##### EXTRACTED ENTRIES #####

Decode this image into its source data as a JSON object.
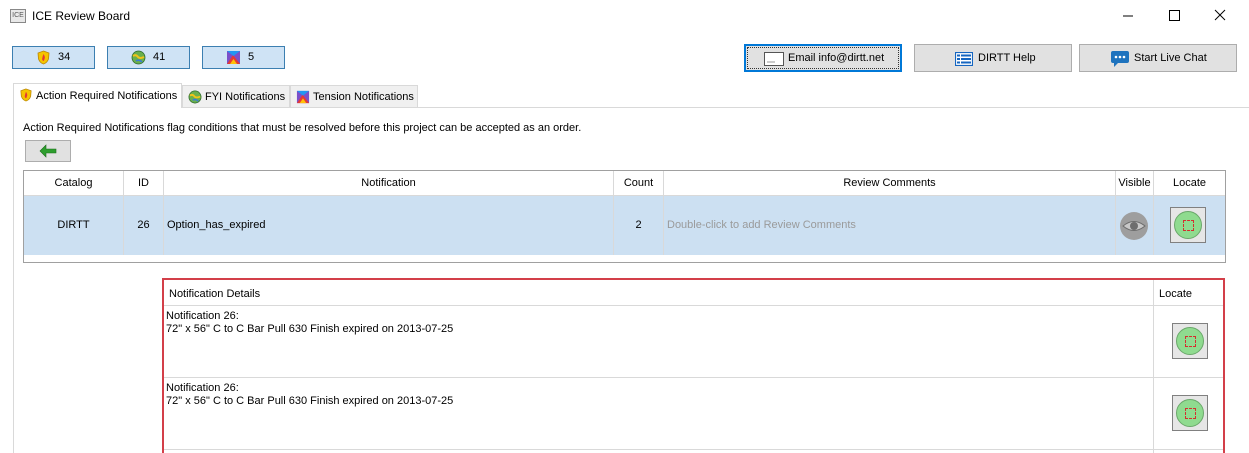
{
  "window": {
    "title": "ICE Review Board",
    "app_icon_text": "ICE"
  },
  "badges": [
    {
      "icon": "shield-flame-icon",
      "count": "34"
    },
    {
      "icon": "globe-icon",
      "count": "41"
    },
    {
      "icon": "tension-cube-icon",
      "count": "5"
    }
  ],
  "buttons": {
    "email": "Email info@dirtt.net",
    "help": "DIRTT Help",
    "chat": "Start Live Chat"
  },
  "tabs": [
    {
      "label": "Action Required Notifications",
      "icon": "shield-flame-icon",
      "active": true
    },
    {
      "label": "FYI Notifications",
      "icon": "globe-icon",
      "active": false
    },
    {
      "label": "Tension Notifications",
      "icon": "tension-cube-icon",
      "active": false
    }
  ],
  "description": "Action Required Notifications flag conditions that must be resolved before this project can be accepted as an order.",
  "table": {
    "headers": {
      "catalog": "Catalog",
      "id": "ID",
      "notification": "Notification",
      "count": "Count",
      "comments": "Review Comments",
      "visible": "Visible",
      "locate": "Locate"
    },
    "rows": [
      {
        "catalog": "DIRTT",
        "id": "26",
        "notification": "Option_has_expired",
        "count": "2",
        "comments_hint": "Double-click to add Review Comments"
      }
    ]
  },
  "details": {
    "header": "Notification Details",
    "locate_header": "Locate",
    "rows": [
      {
        "line1": "Notification 26:",
        "line2": "72\" x 56\" C to C Bar Pull 630 Finish expired on 2013-07-25"
      },
      {
        "line1": "Notification 26:",
        "line2": "72\" x 56\" C to C Bar Pull 630 Finish expired on 2013-07-25"
      }
    ]
  },
  "colors": {
    "selected_row": "#cce0f2",
    "badge_bg": "#cfe3f5",
    "details_border": "#d33f49",
    "locate_green": "#8fdb8f"
  }
}
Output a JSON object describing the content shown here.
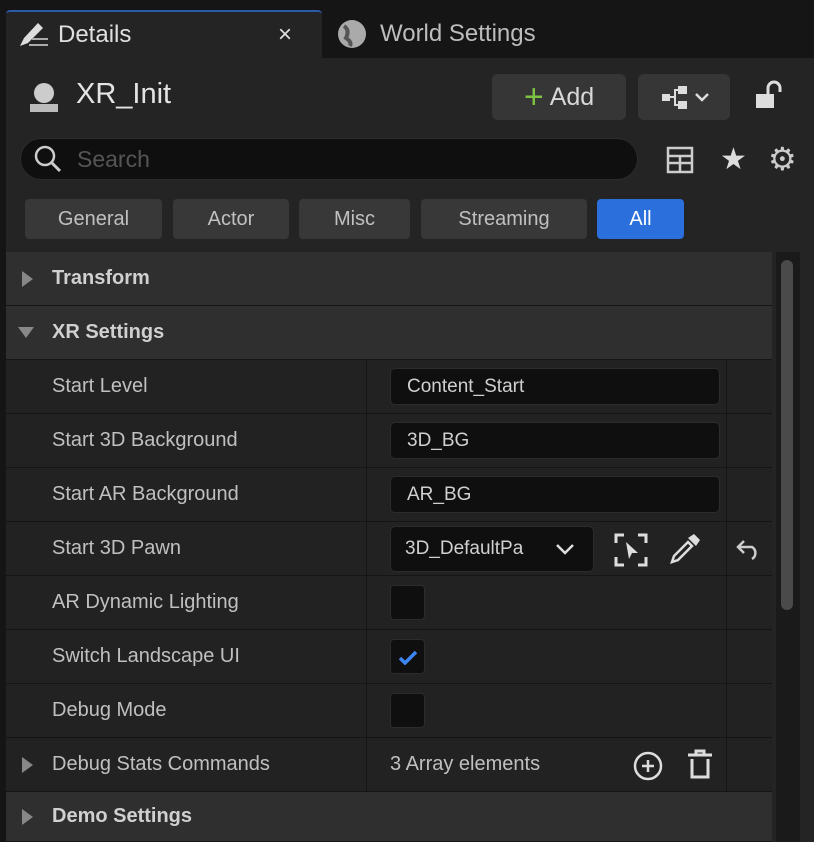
{
  "tabs": [
    {
      "label": "Details",
      "close": "×"
    },
    {
      "label": "World Settings"
    }
  ],
  "header": {
    "title": "XR_Init",
    "add_label": "Add"
  },
  "search": {
    "placeholder": "Search"
  },
  "filters": [
    {
      "label": "General"
    },
    {
      "label": "Actor"
    },
    {
      "label": "Misc"
    },
    {
      "label": "Streaming"
    },
    {
      "label": "All",
      "active": true
    }
  ],
  "categories": {
    "transform": "Transform",
    "xr": "XR Settings",
    "demo": "Demo Settings"
  },
  "properties": {
    "start_level": {
      "label": "Start Level",
      "value": "Content_Start"
    },
    "start_3d_bg": {
      "label": "Start 3D Background",
      "value": "3D_BG"
    },
    "start_ar_bg": {
      "label": "Start AR Background",
      "value": "AR_BG"
    },
    "start_3d_pawn": {
      "label": "Start 3D Pawn",
      "value": "3D_DefaultPa"
    },
    "ar_dynamic_lighting": {
      "label": "AR Dynamic Lighting",
      "checked": false
    },
    "switch_landscape_ui": {
      "label": "Switch Landscape UI",
      "checked": true
    },
    "debug_mode": {
      "label": "Debug Mode",
      "checked": false
    },
    "debug_stats": {
      "label": "Debug Stats Commands",
      "value": "3 Array elements"
    }
  },
  "colors": {
    "accent": "#2a6fdb",
    "add": "#7ec242"
  }
}
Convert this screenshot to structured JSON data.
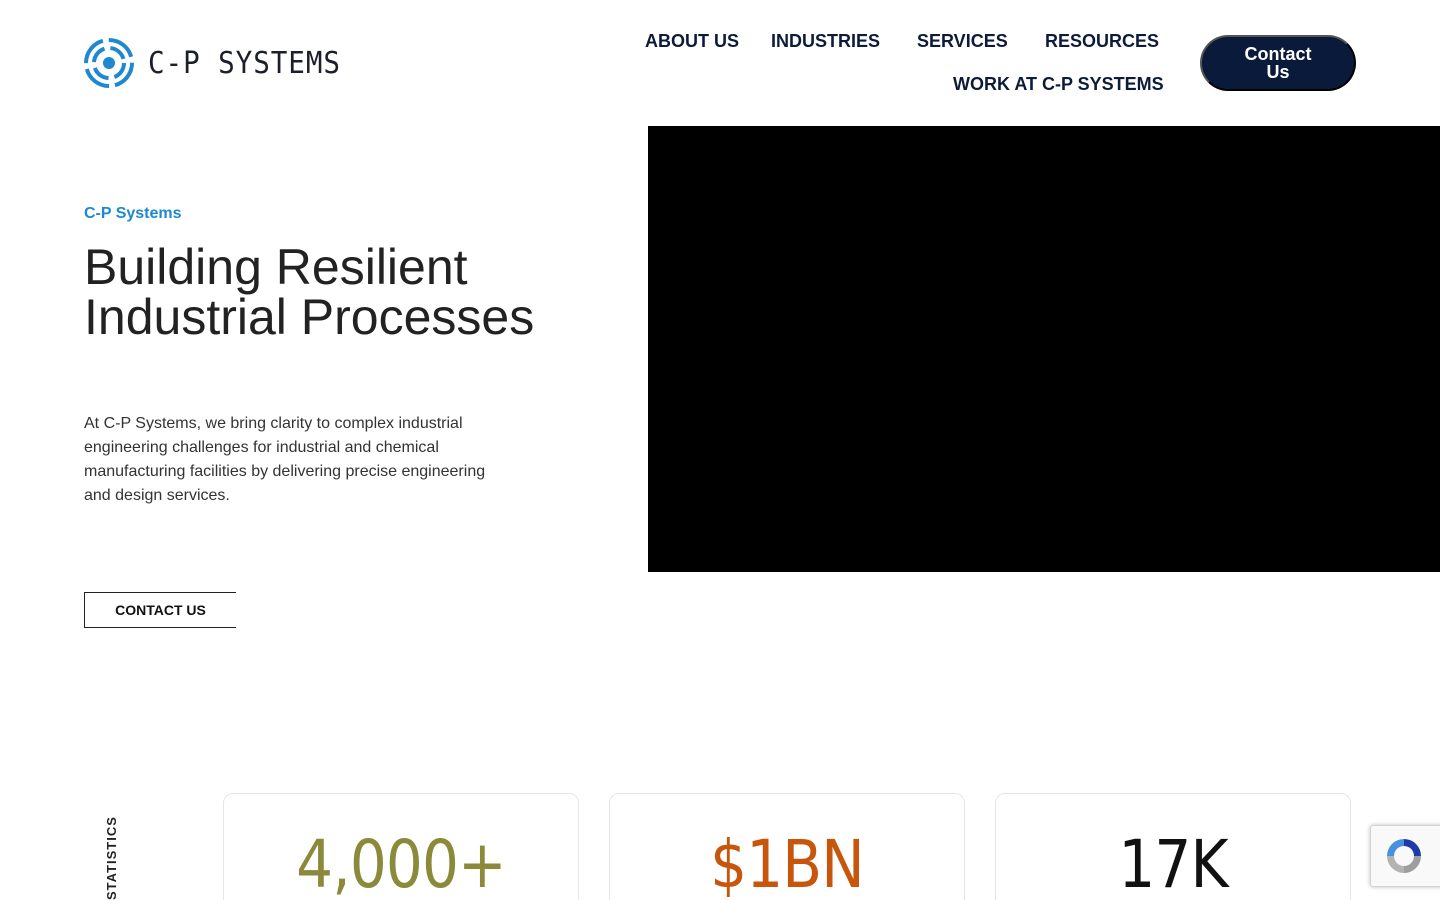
{
  "header": {
    "logo_text": "C-P SYSTEMS",
    "nav": [
      {
        "label": "ABOUT US"
      },
      {
        "label": "INDUSTRIES"
      },
      {
        "label": "SERVICES"
      },
      {
        "label": "RESOURCES"
      },
      {
        "label": "WORK AT C-P SYSTEMS"
      }
    ],
    "contact_pill": "Contact Us"
  },
  "hero": {
    "eyebrow": "C-P Systems",
    "headline": "Building Resilient Industrial Processes",
    "intro": "At C-P Systems, we bring clarity to complex industrial engineering challenges for industrial and chemical manufacturing facilities by delivering precise engineering and design services.",
    "cta": "CONTACT US"
  },
  "stats": {
    "label": "STATISTICS",
    "items": [
      {
        "value": "4,000+",
        "color": "#8a8a3a"
      },
      {
        "value": "$1BN",
        "color": "#c8550c"
      },
      {
        "value": "17K",
        "color": "#111111"
      }
    ]
  },
  "colors": {
    "accent": "#1e88d0",
    "navy": "#0a1a3a"
  },
  "icons": {
    "logo": "swirl-logo-icon",
    "recaptcha": "recaptcha-icon"
  }
}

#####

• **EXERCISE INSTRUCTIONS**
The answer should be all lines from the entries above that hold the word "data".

• **YOUR RESPONSE**
Decode this image into its source data as a JSON object.
Convert this screenshot to structured JSON data.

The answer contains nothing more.